Google's 200 Ranking Factors: The Complete List - Backlinko - A big thanks to Brian Dean for this one! This is one of the most comprehensive lists and explanations we've come across when it comes to search engine rankings. We even learned a thing or two from this list, such as using a geographic ending such as .fr or .in can help you rank for that particular country, although it does not help for global rankings.

Why Partnering with a Content Marketing Agency Can Lead to a Better Business Blog - DigitalSherpa - A content marketing agency has a lot of offer a small or medium-sized business that at least has a business blog, but might want to try white papers, case studies, and other longer forms of content to market their business. An agency has the resources and expertise in place to get your business blog (or content marketing strategy) started right and to keep it going with the commitment necessary to make the strategy and effort successful.

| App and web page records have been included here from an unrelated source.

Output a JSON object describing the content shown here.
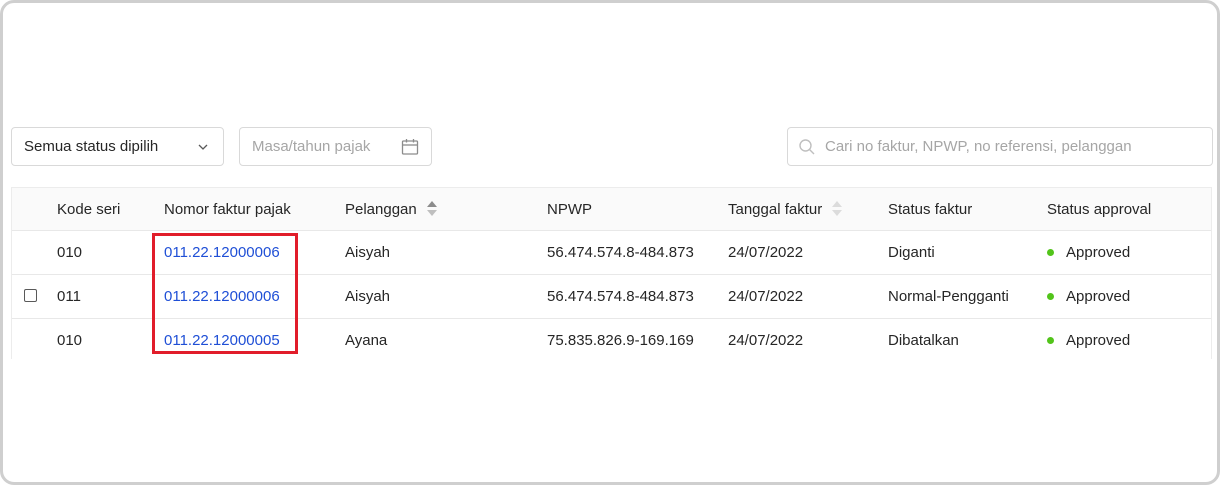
{
  "filters": {
    "status_select_value": "Semua status dipilih",
    "period_placeholder": "Masa/tahun pajak",
    "search_placeholder": "Cari no faktur, NPWP, no referensi, pelanggan"
  },
  "table": {
    "columns": {
      "kode_seri": "Kode seri",
      "nomor_faktur": "Nomor faktur pajak",
      "pelanggan": "Pelanggan",
      "npwp": "NPWP",
      "tanggal_faktur": "Tanggal faktur",
      "status_faktur": "Status faktur",
      "status_approval": "Status approval"
    },
    "rows": [
      {
        "kode_seri": "010",
        "nomor_faktur": "011.22.12000006",
        "pelanggan": "Aisyah",
        "npwp": "56.474.574.8-484.873",
        "tanggal_faktur": "24/07/2022",
        "status_faktur": "Diganti",
        "status_approval": "Approved",
        "has_checkbox": false
      },
      {
        "kode_seri": "011",
        "nomor_faktur": "011.22.12000006",
        "pelanggan": "Aisyah",
        "npwp": "56.474.574.8-484.873",
        "tanggal_faktur": "24/07/2022",
        "status_faktur": "Normal-Pengganti",
        "status_approval": "Approved",
        "has_checkbox": true
      },
      {
        "kode_seri": "010",
        "nomor_faktur": "011.22.12000005",
        "pelanggan": "Ayana",
        "npwp": "75.835.826.9-169.169",
        "tanggal_faktur": "24/07/2022",
        "status_faktur": "Dibatalkan",
        "status_approval": "Approved",
        "has_checkbox": false
      }
    ]
  },
  "icons": {
    "select": "chevron-down-icon",
    "period": "calendar-icon",
    "search": "search-icon",
    "sort": "sort-icon",
    "approval": "status-dot-icon"
  },
  "colors": {
    "link": "#1f4fd6",
    "approved": "#52c41a",
    "highlight": "#e11d2a"
  }
}
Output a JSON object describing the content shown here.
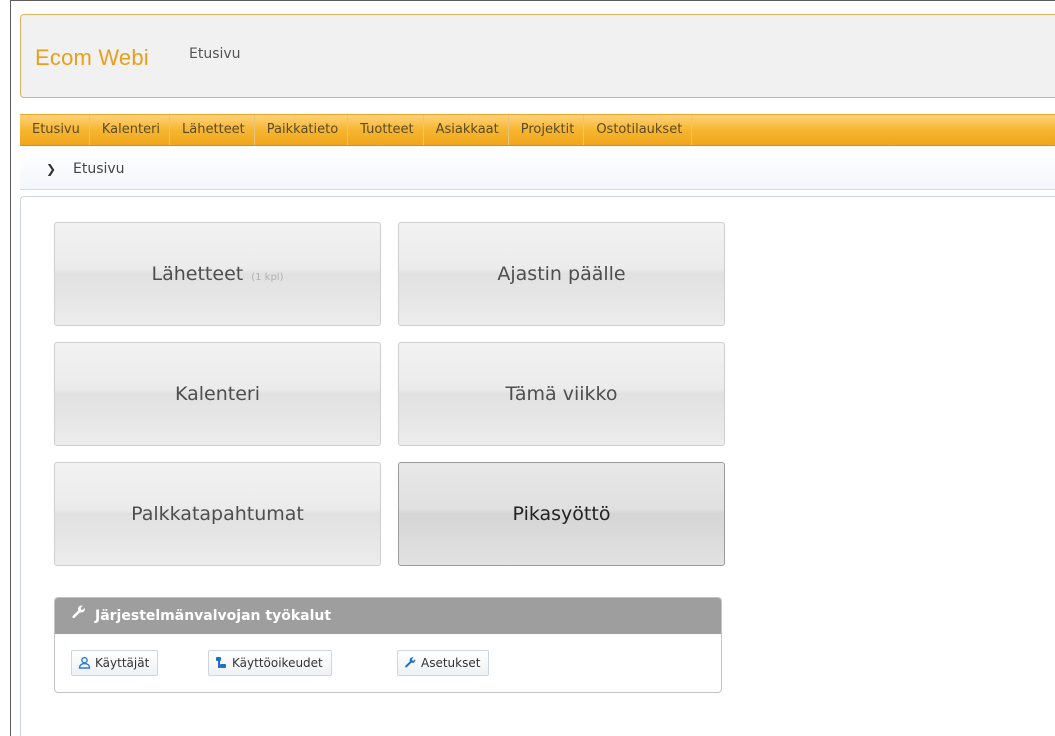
{
  "header": {
    "logo": "Ecom Webi",
    "title": "Etusivu"
  },
  "nav": {
    "items": [
      "Etusivu",
      "Kalenteri",
      "Lähetteet",
      "Paikkatieto",
      "Tuotteet",
      "Asiakkaat",
      "Projektit",
      "Ostotilaukset"
    ]
  },
  "breadcrumb": {
    "text": "Etusivu"
  },
  "tiles": {
    "lahetteet": {
      "label": "Lähetteet",
      "count": "(1 kpl)"
    },
    "ajastin": {
      "label": "Ajastin päälle"
    },
    "kalenteri": {
      "label": "Kalenteri"
    },
    "viikko": {
      "label": "Tämä viikko"
    },
    "palkka": {
      "label": "Palkkatapahtumat"
    },
    "pika": {
      "label": "Pikasyöttö"
    }
  },
  "admin": {
    "title": "Järjestelmänvalvojan työkalut",
    "buttons": {
      "users": "Käyttäjät",
      "rights": "Käyttöoikeudet",
      "settings": "Asetukset"
    }
  },
  "colors": {
    "accent": "#e8a01c",
    "nav_bg": "#f6b630",
    "admin_header": "#9e9e9e"
  }
}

20 Enlightening Pearls of Wisdom from Marketing Experts [SlideShare] - HubSpot - Want some tips on how to be a better marketer? Need a breath of fresh air on how to think about marketing? These 20 'enlightening pearls' are as refreshing as the visuals they come with.

Don't Waste Your Time on a Business Blog: 30+ Tips for Doing it Right - Business2Community - This is an incredible list of business blogging tips, and it includes several that we haven't covered in our own posts offering tips. Two of these include using excerpts for SEO value (not sure if all blogging platforms have an easy way to do this) and focusing on structure of the post, which includes an introduction, middle, and conclusion.

7 Lessons from 7 Years of Blogging - Small Business Search Marketing - Seven years of blogging is a long time! Can you imagine your business blog being seven years old, and what could be accomplished in that time? This posts has seven awesome lessons from all that time and experience. The toughest lesson here is that no one is going to read your business blog for several months. It is serious commitment, and one that does not see results overnight.

9 Questions to Help you Prioritize Your Content Creation - Content Marketing Institute - One of the most common challenges for businesses engaging in content marketing is creating enough content. So, when there's not enough time and/or not enough people to create content, how do you decide the content that you will spend your time and resources on? This article comes with a genius template that you can share within your company to determine needs, time, where it fits in the sales funnel etc.

Lead Generation Poses Biggest Challenge for B2Bs - eMarketer - No surprises here, as over 60 percent of B2B companies cite lead generation as their biggest challenge for the year. This is about the same as last year, and coming in second is the challenge of reaching more of your target audience. Content marketing, as it fits into all this, is the second most popular way for B2Bs to generate leads.

Related Links:

How the Buying Process Affects Your Content Marketing

Importance of Content Marketing: The 2012 Digital Influencer Report

The 5 Ws (and H) of a Content Marketing Strategy